Bridge of peace in Mindanao

Noraida Abo teaches a young girl during a hygiene promotion session in an evacuation site for people displaced by the armed conflict in Maguindanao. (Photo: April Bulanadi/Oxfam)
Noraida Abo teaches a young girl during a hygiene promotion session in an evacuation site for people displaced by the armed conflict in Maguindanao. (Photo: April Bulanadi/Oxfam)

Blog post by April Ann Abello-Bulanadi

Senior Officer for Media and Digital Influencing 

More from April Ann Abello-Bulanadi

With or without emergencies, Noraida Abo seldom stays at the office of the United Youth of the Philippines-Women (UnYPhil-Women), a local women’s rights organization she currently heads in the southern region of the Philippines.  She prefers the outdoors where she experiences first hand the complex realities of the Bangsamoro people in Mindanao. 

The Bangsamoro have been experiencing armed conflict for more than five decades now. Noraida personally witnessed this throughout her 48 years of existence because her own father was part of the panel that led the peace negotiations with the Philippine government.  

Her father recently passed away two months after a vote that ratified the creation of the Bangsamoro Automous Region of Muslim Mindanao (BARRM), a new southern region that gives Muslim minority wider powers and greater resources, and is aimed to put an end to the decades old conflict.  

Like her father, Noraida dreams of lasting peace and sustainable development for the Bangsamoro.  

Noraida’s first exposure to humanitarian work started in 2000. She volunteered to provide psychosocial support to those displaced by the armed conflict with a local organization in Maguindanao. This is where she learned that women and children are disproportionately vulnerable to gender-based violence especially in times of disasters. 

“We noticed that the issues of women and children, particularly gender-based violence, were not properly documented during conflict. We learned about it during the psychosocial interventions we conducted. This inspired us to start an organization that focuses on women,” Noraida said. 

Moved by this experience, she co-founded four years later the first women’s rights organization in Maguindanao called UnYPhil-Women.  

For more than 15 years, the organization has provided assistance to women experiencing different forms of violence. Noraida and her team are not only documenting cases of human rights violations, they are also enhancing participatory processes so women have the spaces to voice out their issues. They have education programs where women and children can learn about their rights. UnYPhil-Women also provide them with livelihood support. 

“My father would always remind me to give to people what is rightfully due to them. He also used to tell me to be careful not to inflict harm and cause rift in the communities while giving humanitarian aid.”  

Recognizing the important role of women in the peace process, Noraida’s organization also implemented peace advocacy programs with women at the forefront.  

In 2014, international development agency Oxfam first partnered with UniYPhil-Women for a peace program that contributes to women’s inclusion and participation in the Bangsamoro peace process. 

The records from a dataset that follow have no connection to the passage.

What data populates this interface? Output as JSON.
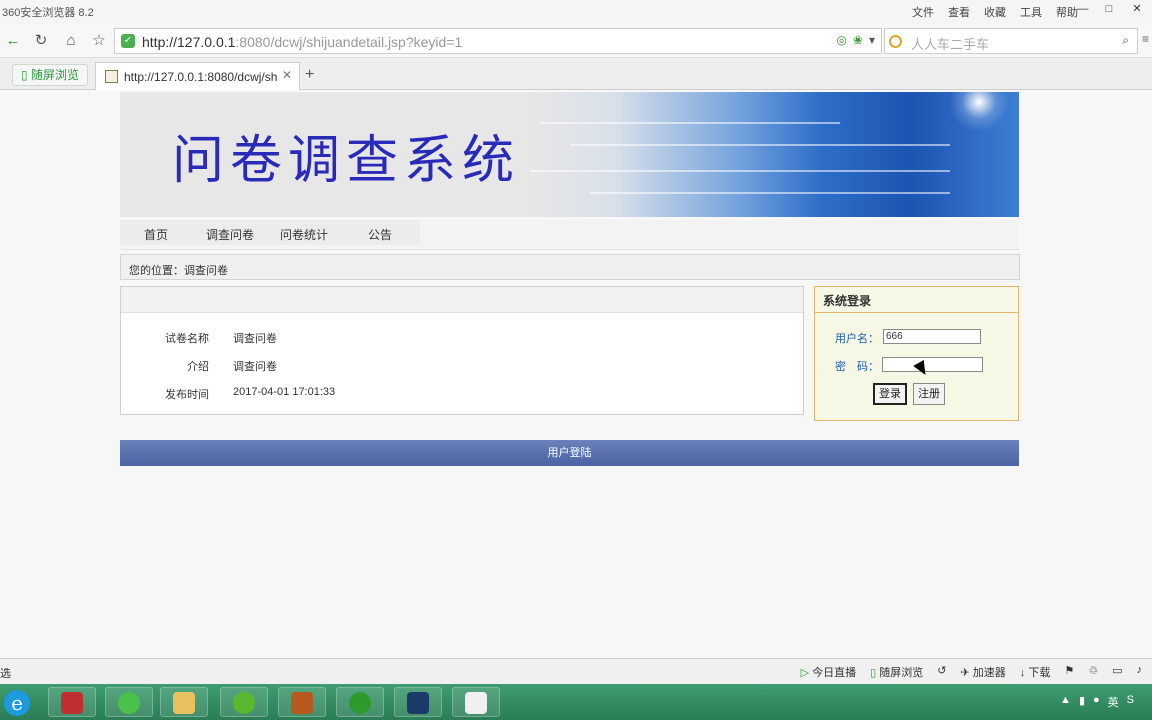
{
  "browser": {
    "app_title": "360安全浏览器 8.2",
    "menu": [
      "文件",
      "查看",
      "收藏",
      "工具",
      "帮助"
    ],
    "url_host": "http://127.0.0.1",
    "url_rest": ":8080/dcwj/shijuandetail.jsp?keyid=1",
    "search_placeholder": "人人车二手车",
    "side_tab_label": "随屏浏览",
    "active_tab_title": "http://127.0.0.1:8080/dcwj/sh",
    "status_left": "选",
    "status_items": [
      "今日直播",
      "随屏浏览",
      "加速器",
      "下载"
    ]
  },
  "header": {
    "banner_title": "问卷调查系统"
  },
  "nav": {
    "items": [
      "首页",
      "调查问卷",
      "问卷统计",
      "公告"
    ]
  },
  "breadcrumb": {
    "text": "您的位置：调查问卷"
  },
  "detail": {
    "rows": [
      {
        "label": "试卷名称",
        "value": "调查问卷"
      },
      {
        "label": "介绍",
        "value": "调查问卷"
      },
      {
        "label": "发布时间",
        "value": "2017-04-01 17:01:33"
      }
    ]
  },
  "login": {
    "title": "系统登录",
    "username_label": "用户名：",
    "username_value": "666",
    "password_label": "密　码：",
    "login_button": "登录",
    "register_button": "注册"
  },
  "footer": {
    "text": "用户登陆"
  },
  "taskbar": {
    "tray_lang": "英"
  }
}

Since then, Noraida’s organization has integrated women and peace at the heart of their work as they responded to various disasters from armed conflicts to typhoons in Mindanao.  

The Marawi crisis in 2017 is among Noraida’s unforgettable humanitarian response experiences. The crisis destroyed homes, shattered lives, and displaced hundreds of thousands. A group of fighters linked to a terror group held the capital city of Marawi hostage that lasted for more than five months.  

“We were among those who immediately responded after the siege. We went to nearby Iligan City three days after the siege, and provided relief goods and psychosocial support to the evacuees,” she said.  

Two years after the Marawi siege, Noraida’s team continues to provide help where it is most needed. Sometimes, reaching remote and high security risk areas that only few organizations have attempted to enter. 

“Security is one of the challenges we face daily, especially that we work with interior communities located in high-security risk areas,” she added.  

Currently, her organization is contributing to efforts that aim to reduce the incidence of child marriage in the province of Maguindanao. 

Her organization is also providing life-saving aid such as cash-for-food, water, sanitation and hygiene to people displaced by the decades-old cyclical armed conflict in Maguindanao. The project is being implemented with the support of Oxfam and the European Union Civil Protection and Humanitarian Aid.  

“Aid must empower people to stand on their own and not make them dependent on us. This is what I learned from my father,” she added.   

It takes different strokes to bring lasting peace and development.  And it is never easy in this part of the country that has witnessed five decades of violence and unrest.  

One thing is certain though. One woman has taken the challenge—to be the bridge of peace.